(Website and app data records)
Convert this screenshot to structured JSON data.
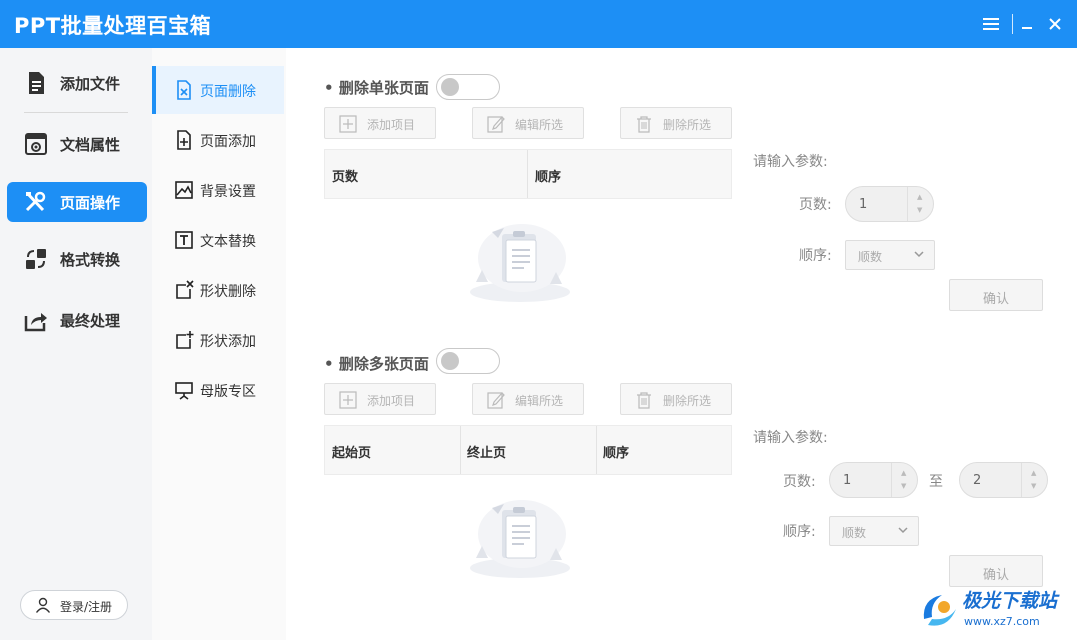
{
  "app": {
    "title": "PPT批量处理百宝箱"
  },
  "titlebar": {
    "menu_icon": "hamburger-icon",
    "minimize_icon": "minimize-icon",
    "close_icon": "close-icon"
  },
  "sidebar": {
    "items": [
      {
        "label": "添加文件",
        "icon": "document-icon",
        "active": false
      },
      {
        "label": "文档属性",
        "icon": "doc-settings-icon",
        "active": false
      },
      {
        "label": "页面操作",
        "icon": "tools-icon",
        "active": true
      },
      {
        "label": "格式转换",
        "icon": "convert-icon",
        "active": false
      },
      {
        "label": "最终处理",
        "icon": "share-icon",
        "active": false
      }
    ],
    "login_label": "登录/注册"
  },
  "subnav": {
    "items": [
      {
        "label": "页面删除",
        "active": true
      },
      {
        "label": "页面添加",
        "active": false
      },
      {
        "label": "背景设置",
        "active": false
      },
      {
        "label": "文本替换",
        "active": false
      },
      {
        "label": "形状删除",
        "active": false
      },
      {
        "label": "形状添加",
        "active": false
      },
      {
        "label": "母版专区",
        "active": false
      }
    ]
  },
  "single": {
    "title": "删除单张页面",
    "buttons": {
      "add": "添加项目",
      "edit": "编辑所选",
      "delete": "删除所选"
    },
    "columns": [
      "页数",
      "顺序"
    ],
    "params": {
      "title": "请输入参数:",
      "pages_label": "页数:",
      "pages_value": "1",
      "order_label": "顺序:",
      "order_value": "顺数",
      "confirm": "确认"
    }
  },
  "multi": {
    "title": "删除多张页面",
    "buttons": {
      "add": "添加项目",
      "edit": "编辑所选",
      "delete": "删除所选"
    },
    "columns": [
      "起始页",
      "终止页",
      "顺序"
    ],
    "params": {
      "title": "请输入参数:",
      "pages_label": "页数:",
      "from_value": "1",
      "to_label": "至",
      "to_value": "2",
      "order_label": "顺序:",
      "order_value": "顺数",
      "confirm": "确认"
    }
  },
  "colors": {
    "accent": "#1d8ff5",
    "sidebar_bg": "#f4f5f7",
    "subnav_bg": "#fafafa"
  }
}
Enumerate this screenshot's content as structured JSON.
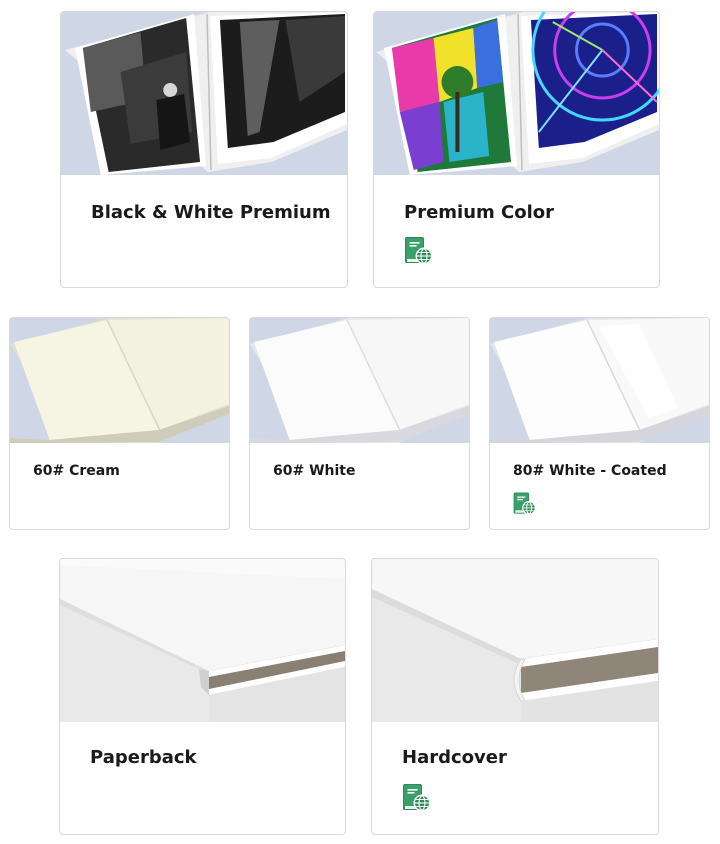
{
  "row1": [
    {
      "title": "Black & White Premium",
      "badge": false,
      "image": "bw-photo-book-image"
    },
    {
      "title": "Premium Color",
      "badge": true,
      "badge_icon": "print-distribution-book-globe-icon",
      "image": "color-photo-book-image"
    }
  ],
  "row2": [
    {
      "title": "60# Cream",
      "badge": false,
      "image": "cream-paper-book-image"
    },
    {
      "title": "60# White",
      "badge": false,
      "image": "white-paper-book-image"
    },
    {
      "title": "80# White - Coated",
      "badge": true,
      "badge_icon": "print-distribution-book-globe-icon",
      "image": "coated-paper-book-image"
    }
  ],
  "row3": [
    {
      "title": "Paperback",
      "badge": false,
      "image": "paperback-binding-image"
    },
    {
      "title": "Hardcover",
      "badge": true,
      "badge_icon": "print-distribution-book-globe-icon",
      "image": "hardcover-binding-image"
    }
  ],
  "colors": {
    "badge_green": "#2e8b57",
    "image_bg": "#cfd6e6",
    "border": "#d9d9d9"
  }
}
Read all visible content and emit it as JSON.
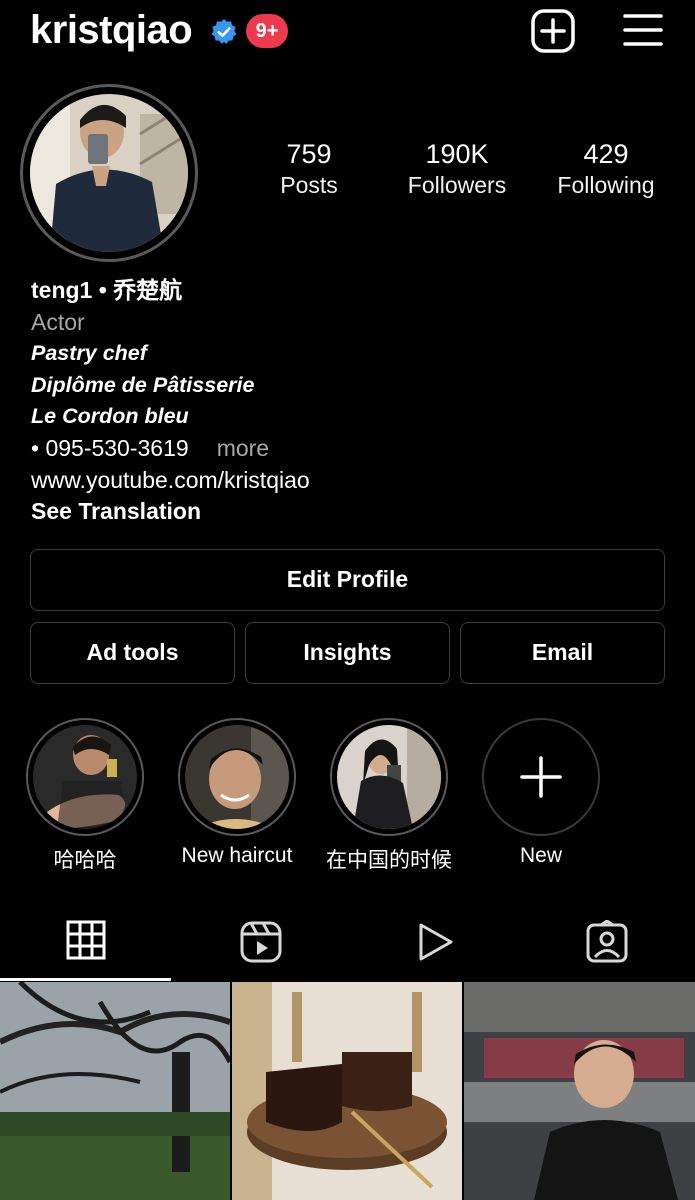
{
  "header": {
    "username": "kristqiao",
    "notification_badge": "9+",
    "icons": [
      "verified-badge-icon",
      "new-post-plus-icon",
      "hamburger-menu-icon"
    ]
  },
  "stats": [
    {
      "value": "759",
      "label": "Posts"
    },
    {
      "value": "190K",
      "label": "Followers"
    },
    {
      "value": "429",
      "label": "Following"
    }
  ],
  "bio": {
    "name": "teng1 • 乔楚航",
    "category": "Actor",
    "line1": "Pastry chef",
    "line2": "Diplôme de Pâtisserie",
    "line3": "Le Cordon bleu",
    "phone": "• 095-530-3619",
    "more": "more",
    "link": "www.youtube.com/kristqiao",
    "translation": "See Translation"
  },
  "buttons": {
    "edit_profile": "Edit Profile",
    "ad_tools": "Ad tools",
    "insights": "Insights",
    "email": "Email"
  },
  "highlights": [
    {
      "label": "哈哈哈"
    },
    {
      "label": "New haircut"
    },
    {
      "label": "在中国的时候"
    },
    {
      "label": "New"
    }
  ],
  "tabs": [
    "grid-icon",
    "reels-icon",
    "video-play-icon",
    "tagged-user-icon"
  ],
  "colors": {
    "background": "#000000",
    "badge": "#ee3a4e",
    "verified": "#3897f0",
    "muted_text": "#a8a8a8",
    "border": "#3c3c3c"
  }
}
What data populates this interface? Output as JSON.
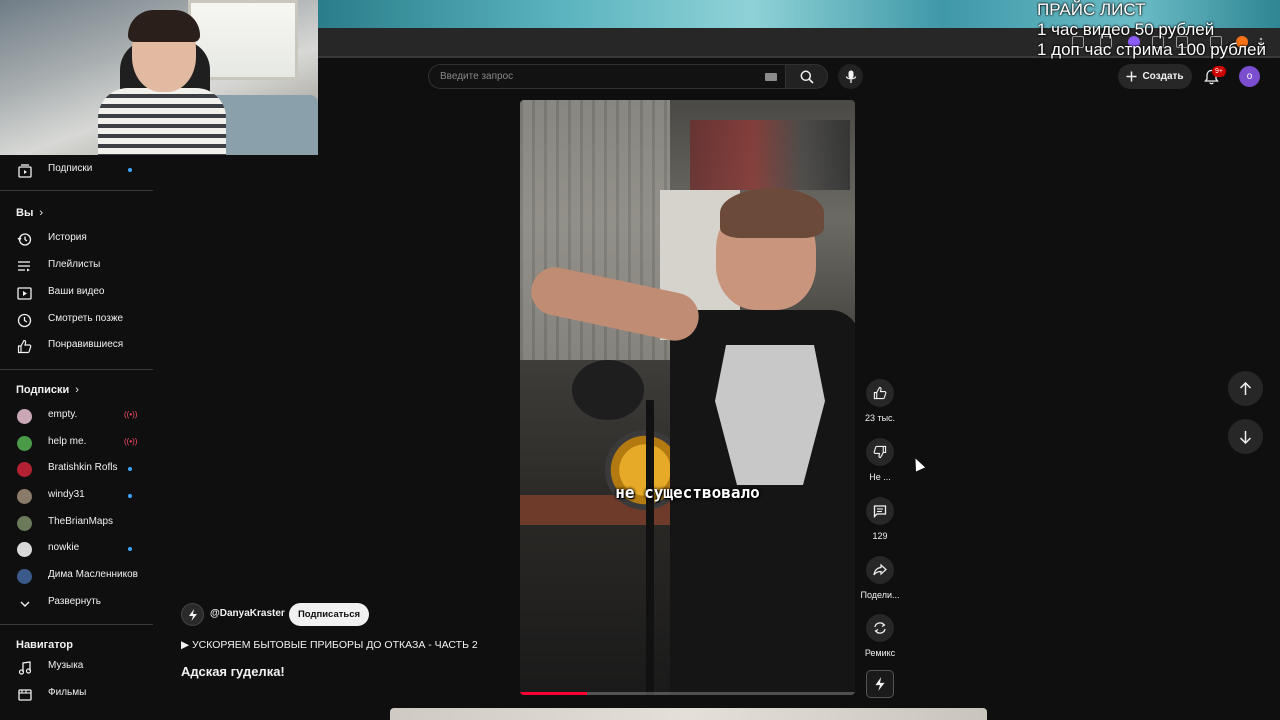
{
  "price_list": {
    "title": "ПРАЙС ЛИСТ",
    "line1": "1 час видео 50 рублей",
    "line2": "1 доп час стрима 100 рублей"
  },
  "search": {
    "placeholder": "Введите запрос"
  },
  "header": {
    "create_label": "Создать",
    "notifications_badge": "9+",
    "account_initial": "o"
  },
  "sidebar": {
    "subscriptions_top": "Подписки",
    "you_section": "Вы",
    "you_items": [
      {
        "label": "История",
        "icon": "history-icon"
      },
      {
        "label": "Плейлисты",
        "icon": "playlists-icon"
      },
      {
        "label": "Ваши видео",
        "icon": "your-videos-icon"
      },
      {
        "label": "Смотреть позже",
        "icon": "watch-later-icon"
      },
      {
        "label": "Понравившиеся",
        "icon": "liked-icon"
      }
    ],
    "subscriptions_section": "Подписки",
    "channels": [
      {
        "name": "empty.",
        "status": "live",
        "color": "#c9a7b5"
      },
      {
        "name": "help me.",
        "status": "live",
        "color": "#4a9a4a"
      },
      {
        "name": "Bratishkin Rofls",
        "status": "new",
        "color": "#b22232"
      },
      {
        "name": "windy31",
        "status": "new",
        "color": "#8a7a6a"
      },
      {
        "name": "TheBrianMaps",
        "status": "none",
        "color": "#6a7a5a"
      },
      {
        "name": "nowkie",
        "status": "new",
        "color": "#d8d8d8"
      },
      {
        "name": "Дима Масленников",
        "status": "none",
        "color": "#3a5a8a"
      }
    ],
    "expand_label": "Развернуть",
    "navigator_section": "Навигатор",
    "navigator_items": [
      {
        "label": "Музыка",
        "icon": "music-icon"
      },
      {
        "label": "Фильмы",
        "icon": "movies-icon"
      }
    ]
  },
  "video": {
    "subtitle": "не существовало",
    "progress": 0.2
  },
  "info": {
    "channel": "@DanyaKraster",
    "subscribe_label": "Подписаться",
    "playlist": "▶ УСКОРЯЕМ БЫТОВЫЕ ПРИБОРЫ ДО ОТКАЗА - ЧАСТЬ 2",
    "title": "Адская гуделка!"
  },
  "actions": {
    "likes": "23 тыс.",
    "dislike": "Не ...",
    "comments": "129",
    "share": "Подели...",
    "remix": "Ремикс"
  },
  "colors": {
    "background": "#0f0f0f",
    "accent_red": "#ff0033",
    "account": "#7b4dcf"
  }
}
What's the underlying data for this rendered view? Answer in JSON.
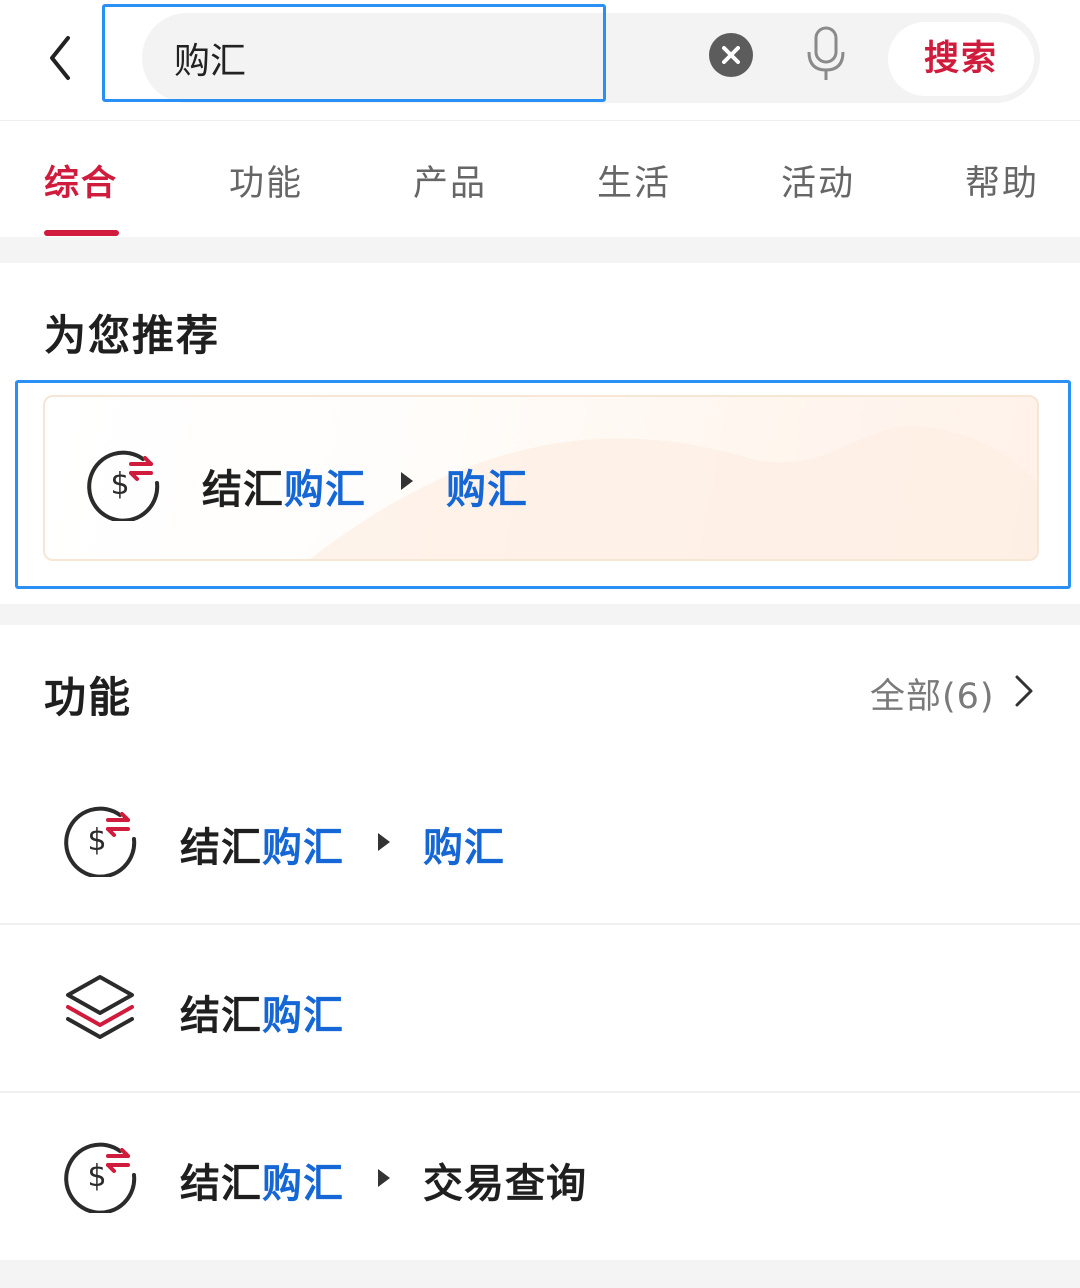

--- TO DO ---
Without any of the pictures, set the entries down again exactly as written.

--- TASK SOLUTION ---
Convert this screenshot to structured JSON data.
{
  "app": {
    "title": "PPT批量处理百宝箱"
  },
  "titlebar": {
    "menu_icon": "hamburger-icon",
    "minimize_icon": "minimize-icon",
    "close_icon": "close-icon"
  },
  "sidebar": {
    "items": [
      {
        "label": "添加文件",
        "icon": "document-icon",
        "active": false
      },
      {
        "label": "文档属性",
        "icon": "doc-settings-icon",
        "active": false
      },
      {
        "label": "页面操作",
        "icon": "tools-icon",
        "active": true
      },
      {
        "label": "格式转换",
        "icon": "convert-icon",
        "active": false
      },
      {
        "label": "最终处理",
        "icon": "share-icon",
        "active": false
      }
    ],
    "login_label": "登录/注册"
  },
  "subnav": {
    "items": [
      {
        "label": "页面删除",
        "active": true
      },
      {
        "label": "页面添加",
        "active": false
      },
      {
        "label": "背景设置",
        "active": false
      },
      {
        "label": "文本替换",
        "active": false
      },
      {
        "label": "形状删除",
        "active": false
      },
      {
        "label": "形状添加",
        "active": false
      },
      {
        "label": "母版专区",
        "active": false
      }
    ]
  },
  "single": {
    "title": "删除单张页面",
    "buttons": {
      "add": "添加项目",
      "edit": "编辑所选",
      "delete": "删除所选"
    },
    "columns": [
      "页数",
      "顺序"
    ],
    "params": {
      "title": "请输入参数:",
      "pages_label": "页数:",
      "pages_value": "1",
      "order_label": "顺序:",
      "order_value": "顺数",
      "confirm": "确认"
    }
  },
  "multi": {
    "title": "删除多张页面",
    "buttons": {
      "add": "添加项目",
      "edit": "编辑所选",
      "delete": "删除所选"
    },
    "columns": [
      "起始页",
      "终止页",
      "顺序"
    ],
    "params": {
      "title": "请输入参数:",
      "pages_label": "页数:",
      "from_value": "1",
      "to_label": "至",
      "to_value": "2",
      "order_label": "顺序:",
      "order_value": "顺数",
      "confirm": "确认"
    }
  },
  "colors": {
    "accent": "#1d8ff5",
    "sidebar_bg": "#f4f5f7",
    "subnav_bg": "#fafafa"
  }
}
Enumerate this screenshot's content as structured JSON.
{
  "row1": [
    {
      "title": "Black & White Premium",
      "badge": false,
      "image": "bw-photo-book-image"
    },
    {
      "title": "Premium Color",
      "badge": true,
      "badge_icon": "print-distribution-book-globe-icon",
      "image": "color-photo-book-image"
    }
  ],
  "row2": [
    {
      "title": "60# Cream",
      "badge": false,
      "image": "cream-paper-book-image"
    },
    {
      "title": "60# White",
      "badge": false,
      "image": "white-paper-book-image"
    },
    {
      "title": "80# White - Coated",
      "badge": true,
      "badge_icon": "print-distribution-book-globe-icon",
      "image": "coated-paper-book-image"
    }
  ],
  "row3": [
    {
      "title": "Paperback",
      "badge": false,
      "image": "paperback-binding-image"
    },
    {
      "title": "Hardcover",
      "badge": true,
      "badge_icon": "print-distribution-book-globe-icon",
      "image": "hardcover-binding-image"
    }
  ],
  "colors": {
    "badge_green": "#2e8b57",
    "image_bg": "#cfd6e6",
    "border": "#d9d9d9"
  }
}
Read all visible content and emit it as JSON.
{
  "header": {
    "username": "kristqiao",
    "notification_badge": "9+",
    "icons": [
      "verified-badge-icon",
      "new-post-plus-icon",
      "hamburger-menu-icon"
    ]
  },
  "stats": [
    {
      "value": "759",
      "label": "Posts"
    },
    {
      "value": "190K",
      "label": "Followers"
    },
    {
      "value": "429",
      "label": "Following"
    }
  ],
  "bio": {
    "name": "teng1 • 乔楚航",
    "category": "Actor",
    "line1": "Pastry chef",
    "line2": "Diplôme de Pâtisserie",
    "line3": "Le Cordon bleu",
    "phone": "• 095-530-3619",
    "more": "more",
    "link": "www.youtube.com/kristqiao",
    "translation": "See Translation"
  },
  "buttons": {
    "edit_profile": "Edit Profile",
    "ad_tools": "Ad tools",
    "insights": "Insights",
    "email": "Email"
  },
  "highlights": [
    {
      "label": "哈哈哈"
    },
    {
      "label": "New haircut"
    },
    {
      "label": "在中国的时候"
    },
    {
      "label": "New"
    }
  ],
  "tabs": [
    "grid-icon",
    "reels-icon",
    "video-play-icon",
    "tagged-user-icon"
  ],
  "colors": {
    "background": "#000000",
    "badge": "#ee3a4e",
    "verified": "#3897f0",
    "muted_text": "#a8a8a8",
    "border": "#3c3c3c"
  }
}
What data populates this interface? Output as JSON.
{
  "price_list": {
    "title": "ПРАЙС ЛИСТ",
    "line1": "1 час видео 50 рублей",
    "line2": "1 доп час стрима 100 рублей"
  },
  "search": {
    "placeholder": "Введите запрос"
  },
  "header": {
    "create_label": "Создать",
    "notifications_badge": "9+",
    "account_initial": "o"
  },
  "sidebar": {
    "subscriptions_top": "Подписки",
    "you_section": "Вы",
    "you_items": [
      {
        "label": "История",
        "icon": "history-icon"
      },
      {
        "label": "Плейлисты",
        "icon": "playlists-icon"
      },
      {
        "label": "Ваши видео",
        "icon": "your-videos-icon"
      },
      {
        "label": "Смотреть позже",
        "icon": "watch-later-icon"
      },
      {
        "label": "Понравившиеся",
        "icon": "liked-icon"
      }
    ],
    "subscriptions_section": "Подписки",
    "channels": [
      {
        "name": "empty.",
        "status": "live",
        "color": "#c9a7b5"
      },
      {
        "name": "help me.",
        "status": "live",
        "color": "#4a9a4a"
      },
      {
        "name": "Bratishkin Rofls",
        "status": "new",
        "color": "#b22232"
      },
      {
        "name": "windy31",
        "status": "new",
        "color": "#8a7a6a"
      },
      {
        "name": "TheBrianMaps",
        "status": "none",
        "color": "#6a7a5a"
      },
      {
        "name": "nowkie",
        "status": "new",
        "color": "#d8d8d8"
      },
      {
        "name": "Дима Масленников",
        "status": "none",
        "color": "#3a5a8a"
      }
    ],
    "expand_label": "Развернуть",
    "navigator_section": "Навигатор",
    "navigator_items": [
      {
        "label": "Музыка",
        "icon": "music-icon"
      },
      {
        "label": "Фильмы",
        "icon": "movies-icon"
      }
    ]
  },
  "video": {
    "subtitle": "не существовало",
    "progress": 0.2
  },
  "info": {
    "channel": "@DanyaKraster",
    "subscribe_label": "Подписаться",
    "playlist": "▶ УСКОРЯЕМ БЫТОВЫЕ ПРИБОРЫ ДО ОТКАЗА - ЧАСТЬ 2",
    "title": "Адская гуделка!"
  },
  "actions": {
    "likes": "23 тыс.",
    "dislike": "Не ...",
    "comments": "129",
    "share": "Подели...",
    "remix": "Ремикс"
  },
  "colors": {
    "background": "#0f0f0f",
    "accent_red": "#ff0033",
    "account": "#7b4dcf"
  }
}
What's the underlying data for this rendered view? Answer in JSON.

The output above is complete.